This inspiring picture book tells the true story of a woman who brings desperately needed water to families on the Navajo reservation every day.
Underneath the New Mexico sky, a Navajo boy named Cody finds that his family's barrels of water are empty. He checks the chicken coop-- nothing. He walks down the road to the horses' watering hole. Dry.
Meanwhile, a few miles away, Darlene Arviso drives a school bus and picks up students for school. After dropping them off, she heads to another job: she drives her big yellow tanker truck to the water tower, fills it with three thousand gallons of water, and returns to the reservation, bringing water to Cody's family, and many, many others.
Here is the incredible and inspiring true story of a Native American woman who continuously gives back to her community and celebrates her people.

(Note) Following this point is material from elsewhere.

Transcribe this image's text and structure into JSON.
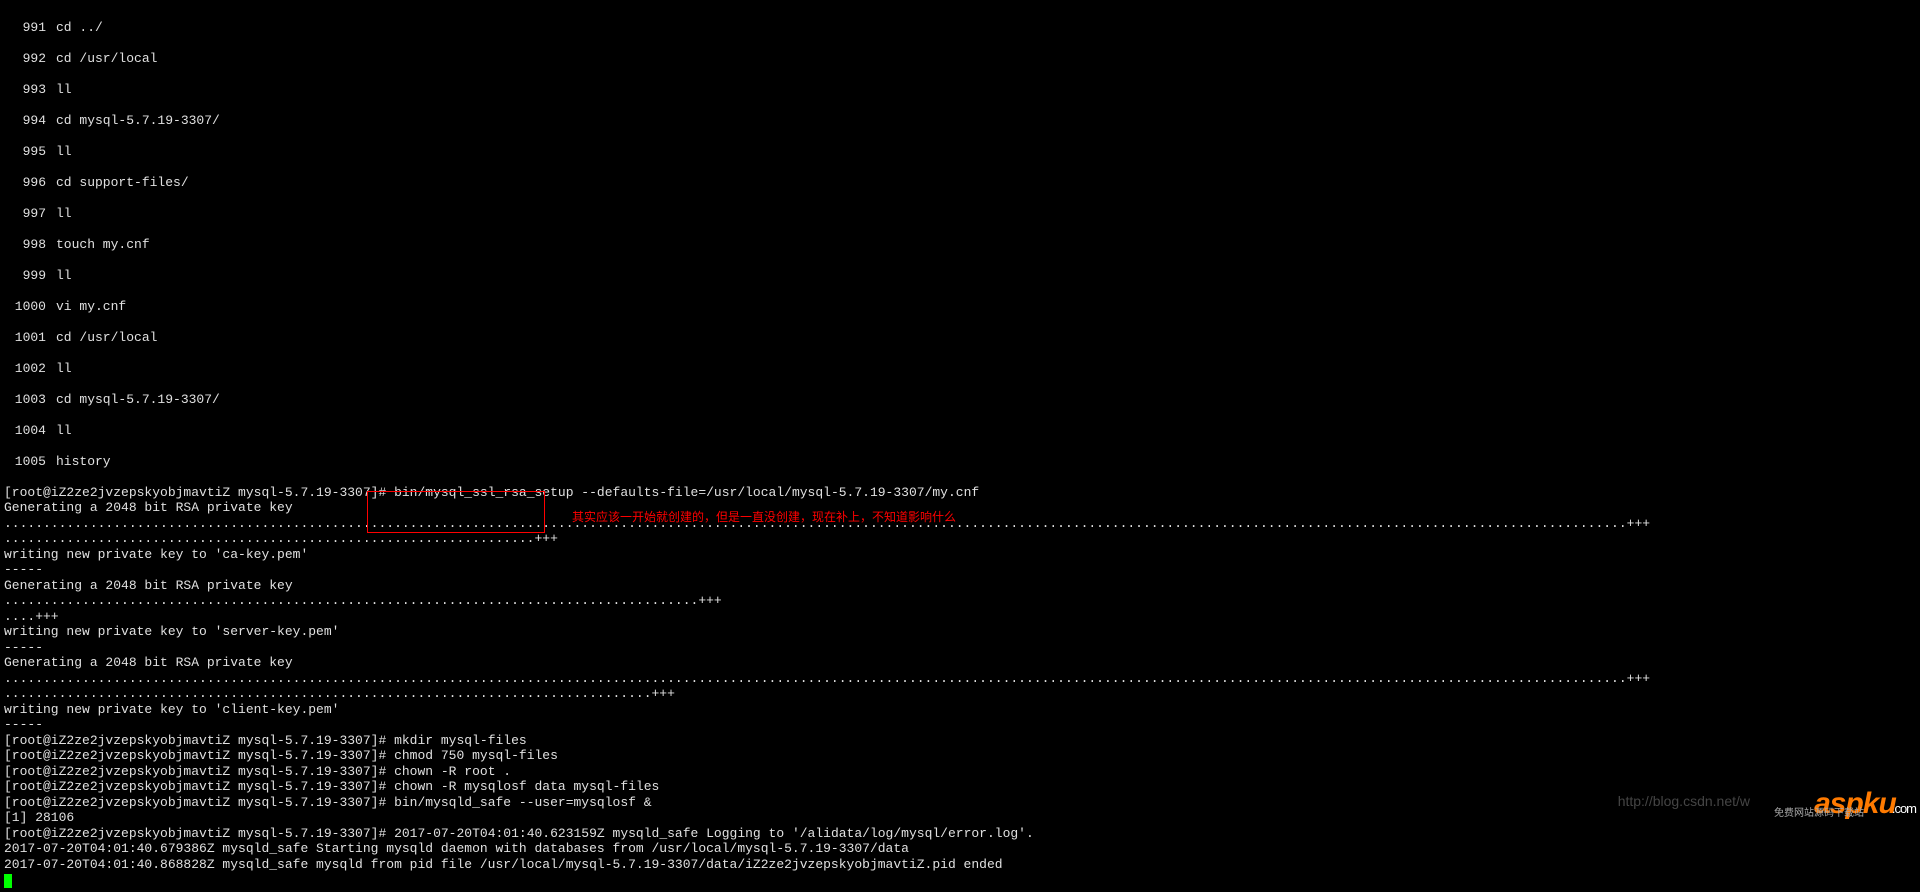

Through the story of a fictional Diné boy named Cody, McGinty introduces Darlene Arviso, known as the Water Lady, who delivers water to Navajo Nation families that do not have running water (40%, per an author's note). Waking to discover that his mother has used the last of the family's water supply, Cody worries about their farm animals and himself: "the sun will blaze from the sky, another scorching day in the high desert. And he is thirsty." As Cody's grandmother relays to him the story of the Water Sprinkler, "the Navajo God of Water who collects water in a jar and sprinkles it" in all directions, Arviso finishes her job driving a school bus, then visits a water tower to fill a tanker truck with 3,000 gallons before steering to Cody's home, and to others'. Navajo artist Begay's vibrant ink and watercolor art brings a stirring emotional undercurrent to this community-oriented narrative. An author's note discusses the story's origins in a ride McGinty took with Arviso, who contributes a note of her own. Ages 4-8. (Mar.)Copyright 2021 Publishers Weekly, LLC Used with permission.